Opinion: A Kick About Fashion
Zul Andra would like to replace fashion creative directors with football managers.
Exits from three top Creative Directors have left the fashion world in a state of shock. Rumor mills are spinning tales of other possible exodus. Who will tailor our clothes? Is high-end men’s tailoring doomed? Are we all going naked?
Brendan Mullane left Brioni, Alessandro Sartori departed from Berluti and, most recently, Stefano Pilati quit Ermenegildo Zegna. With the exception of Sartori, who has been with the house for 5 years, the rest were in their 4th.
Perhaps the news came as unexpectedly as Raf Simons leaving Dior in late-2015, or Simon’s predecessor Hedi Slimane continuing to do strong work with Saint Laurent since 2012. (We are not saying Slimane will leave, but the Creative Director post at Dior is still up for grabs.)
But in the football world, top managers leaving is as common as Steven Gerard missing a penalty. In a high-stress and demanding sporting arena, the only concern is if a team is winning or losing.
So if Alex Ferguson left Manchester United after 27 years or his successor, David-what-his-face, was shown the door after a year, “put your head down and get on with it” is the mantra the footballing world would adopt from Ferguson.
This is not to say that the fashion world is devoid of pressures. Demanding fashion seasons, accelerated cycles and a whiff of time between inspiration and production can burn creatives out.
And just as football clubs are owned by multi-billionaires, so too are fashion houses. Threading through mounting expectations from all corners requires someone with a nuanced relationship with it—and still look good in a suit and tie.
So here are my picks: jobless football managers who could fill in the shoes (or loafers, or sneakers, or double monks) at Berluti, Brioni and Ermenegildo Zegna.
Jose Mourinho for Brioni
The Portuguese manager was sacked by Chelsea in late-2015 after two seasons with the club. When not shooting deathly squints at his players, he gets his suits tailored to meet his impeccable dress sense.
As reported by Financial Times, Brioni’s Master Tailor, Angelo Petrucci, jets around for private fittings and Mourinho is one his many clients.

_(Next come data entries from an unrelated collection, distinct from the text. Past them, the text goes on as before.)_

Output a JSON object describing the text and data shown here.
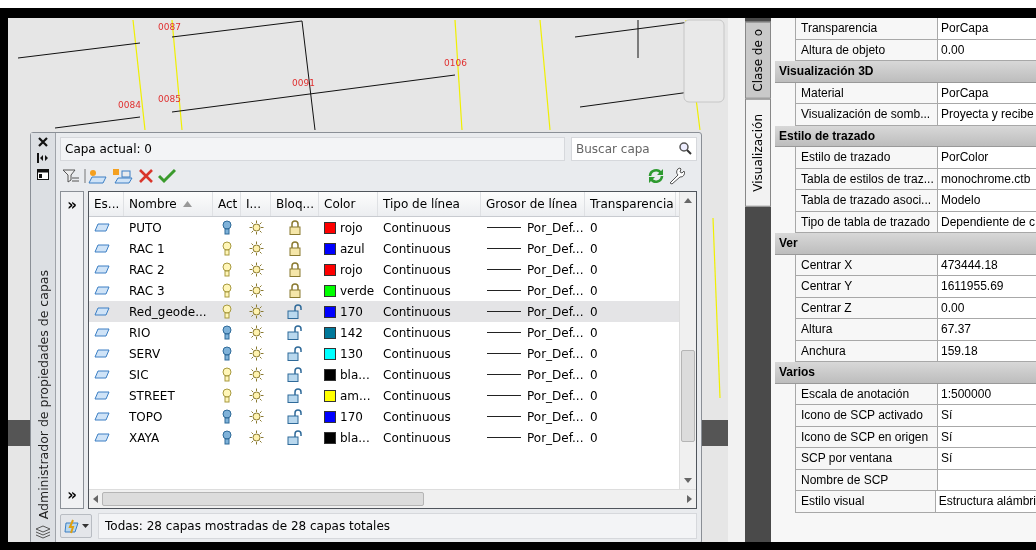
{
  "canvas": {
    "point_labels": [
      "0087",
      "0106",
      "0091",
      "0085",
      "0084"
    ]
  },
  "layer_palette": {
    "title": "Administrador de propiedades de capas",
    "current_layer": "Capa actual: 0",
    "search": {
      "placeholder": "Buscar capa"
    },
    "filter_pane_toggles": [
      "»",
      "»"
    ],
    "columns": [
      {
        "label": "Es..."
      },
      {
        "label": "Nombre",
        "sorted": true
      },
      {
        "label": "Act"
      },
      {
        "label": "I..."
      },
      {
        "label": "Bloq..."
      },
      {
        "label": "Color"
      },
      {
        "label": "Tipo de línea"
      },
      {
        "label": "Grosor de línea"
      },
      {
        "label": "Transparencia"
      }
    ],
    "layers": [
      {
        "name": "PUTO",
        "on": false,
        "frozen": false,
        "locked": true,
        "color": "#ff0000",
        "color_name": "rojo",
        "linetype": "Continuous",
        "lineweight": "Por_Def...",
        "transparency": "0",
        "selected": false
      },
      {
        "name": "RAC 1",
        "on": true,
        "frozen": false,
        "locked": true,
        "color": "#0000ff",
        "color_name": "azul",
        "linetype": "Continuous",
        "lineweight": "Por_Def...",
        "transparency": "0",
        "selected": false
      },
      {
        "name": "RAC 2",
        "on": true,
        "frozen": false,
        "locked": true,
        "color": "#ff0000",
        "color_name": "rojo",
        "linetype": "Continuous",
        "lineweight": "Por_Def...",
        "transparency": "0",
        "selected": false
      },
      {
        "name": "RAC 3",
        "on": true,
        "frozen": false,
        "locked": true,
        "color": "#00ff00",
        "color_name": "verde",
        "linetype": "Continuous",
        "lineweight": "Por_Def...",
        "transparency": "0",
        "selected": false
      },
      {
        "name": "Red_geode...",
        "on": true,
        "frozen": false,
        "locked": false,
        "color": "#0000ff",
        "color_name": "170",
        "linetype": "Continuous",
        "lineweight": "Por_Def...",
        "transparency": "0",
        "selected": true
      },
      {
        "name": "RIO",
        "on": false,
        "frozen": false,
        "locked": false,
        "color": "#00789a",
        "color_name": "142",
        "linetype": "Continuous",
        "lineweight": "Por_Def...",
        "transparency": "0",
        "selected": false
      },
      {
        "name": "SERV",
        "on": false,
        "frozen": false,
        "locked": false,
        "color": "#00ffff",
        "color_name": "130",
        "linetype": "Continuous",
        "lineweight": "Por_Def...",
        "transparency": "0",
        "selected": false
      },
      {
        "name": "SIC",
        "on": true,
        "frozen": false,
        "locked": false,
        "color": "#000000",
        "color_name": "bla...",
        "linetype": "Continuous",
        "lineweight": "Por_Def...",
        "transparency": "0",
        "selected": false
      },
      {
        "name": "STREET",
        "on": true,
        "frozen": false,
        "locked": false,
        "color": "#ffff00",
        "color_name": "am...",
        "linetype": "Continuous",
        "lineweight": "Por_Def...",
        "transparency": "0",
        "selected": false
      },
      {
        "name": "TOPO",
        "on": false,
        "frozen": false,
        "locked": false,
        "color": "#0000ff",
        "color_name": "170",
        "linetype": "Continuous",
        "lineweight": "Por_Def...",
        "transparency": "0",
        "selected": false
      },
      {
        "name": "XAYA",
        "on": false,
        "frozen": false,
        "locked": false,
        "color": "#000000",
        "color_name": "bla...",
        "linetype": "Continuous",
        "lineweight": "Por_Def...",
        "transparency": "0",
        "selected": false
      }
    ],
    "status": "Todas: 28 capas mostradas de 28 capas totales"
  },
  "properties": {
    "tabs": [
      {
        "label": "Clase de o",
        "selected": false
      },
      {
        "label": "Visualización",
        "selected": true
      }
    ],
    "leading_rows": [
      {
        "name": "Transparencia",
        "value": "PorCapa"
      },
      {
        "name": "Altura de objeto",
        "value": "0.00"
      }
    ],
    "sections": [
      {
        "title": "Visualización 3D",
        "rows": [
          {
            "name": "Material",
            "value": "PorCapa"
          },
          {
            "name": "Visualización de somb...",
            "value": "Proyecta y recibe"
          }
        ]
      },
      {
        "title": "Estilo de trazado",
        "rows": [
          {
            "name": "Estilo de trazado",
            "value": "PorColor"
          },
          {
            "name": "Tabla de estilos de traz...",
            "value": "monochrome.ctb"
          },
          {
            "name": "Tabla de trazado asoci...",
            "value": "Modelo"
          },
          {
            "name": "Tipo de tabla de trazado",
            "value": "Dependiente de c"
          }
        ]
      },
      {
        "title": "Ver",
        "rows": [
          {
            "name": "Centrar X",
            "value": "473444.18"
          },
          {
            "name": "Centrar Y",
            "value": "1611955.69"
          },
          {
            "name": "Centrar Z",
            "value": "0.00"
          },
          {
            "name": "Altura",
            "value": "67.37"
          },
          {
            "name": "Anchura",
            "value": "159.18"
          }
        ]
      },
      {
        "title": "Varios",
        "rows": [
          {
            "name": "Escala de anotación",
            "value": "1:500000"
          },
          {
            "name": "Icono de SCP activado",
            "value": "Sí"
          },
          {
            "name": "Icono de SCP en origen",
            "value": "Sí"
          },
          {
            "name": "SCP por ventana",
            "value": "Sí"
          },
          {
            "name": "Nombre de SCP"
          },
          {
            "name": "Estilo visual",
            "value": "Estructura alámbri"
          }
        ]
      }
    ]
  }
}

If Mourinho can appreciate fine suits, we are pretty sure he’d be a nice fit for the Italian fashion house.
A large plaque in one of the classrooms at Brioni tailoring school reads: “The tailor is your doctor. He cures your physical defects with his skill. He presents you in society as a more harmonious figure.” Very Mourinho.
Petrucci’s other clients also includes Vladimir Putin. We know Mourinho enjoys playing mind games with other managers.
Perhaps this time, Chelsea’s owner and Russian businessman, Roman Abramovich, could be his next target. In whispers, of course, as he mends lord Putin's brand new emperor-like suit.
Or Mourinho could screw with Fabio Capello, when the latter joins Ermenegildo Zegna.
Fabio Capello for Ermenegildo Zegna
The Italian has left behind an illustrious career when he was sacked as the manager of Russia’s international team. (Russia’s at it again, sacking people and shooting random things in the sky.)
Having managed Milan, Roma, Juventus and Real Madrid, Capello is no stranger to the strains of the footballing world.
But who cares about that? What you should care about is when he turned into an interim fashion designer during his stint managing the English national team.
For the 2010 World Cup, Capello contributed to the design of the team’s Marks & Spencer suit. “Fabio is quite particular on how he wanted the boys to look,” Duncan Morris, Marks & Spencer Marketing Manager, told Bloomberg Business. “He actually had a definite sartorial direction.”
Bloomberg reports: The two-button wool suit has a slim silhouette, narrow lapels, four-button cuffs and a “decadent” red check lining. Trousers are flat-fronted and half-lined, while the four-button waistcoat gives “style kudos”.
Ermenegildo Zegna too has a defined approach to menswear. One of the most sought-after collector’s item back in 2013 was a classic Zegna couture called the “Napoli”.
The suit sports a sharp English silhouette with slimmer sleeves and a soft Neapolitan shoulder. Similar to what Capello’s vision was. Now, put that vision on Zegna.
Michel Platini for Berluti
Well, he’s banned from any football-related activities for 8 years after being found guilty of ethics violations at FIFA. You know what you could do with that time? Learn how to make shoes.
And where can a person of Platini’s calibre go to? Berluti—a French atelier with over a century worth of history. That’d be right up the former player and manager’s alley. The Frenchman, after all, was conferred the Ordre national de la Légion d'honneur in 1985 for his contributions to French football.
Is Platini sorry for what he has done in FIFA? Reportedly not. He’s appealing against the verdict, which leaves him much time for shoe polishing.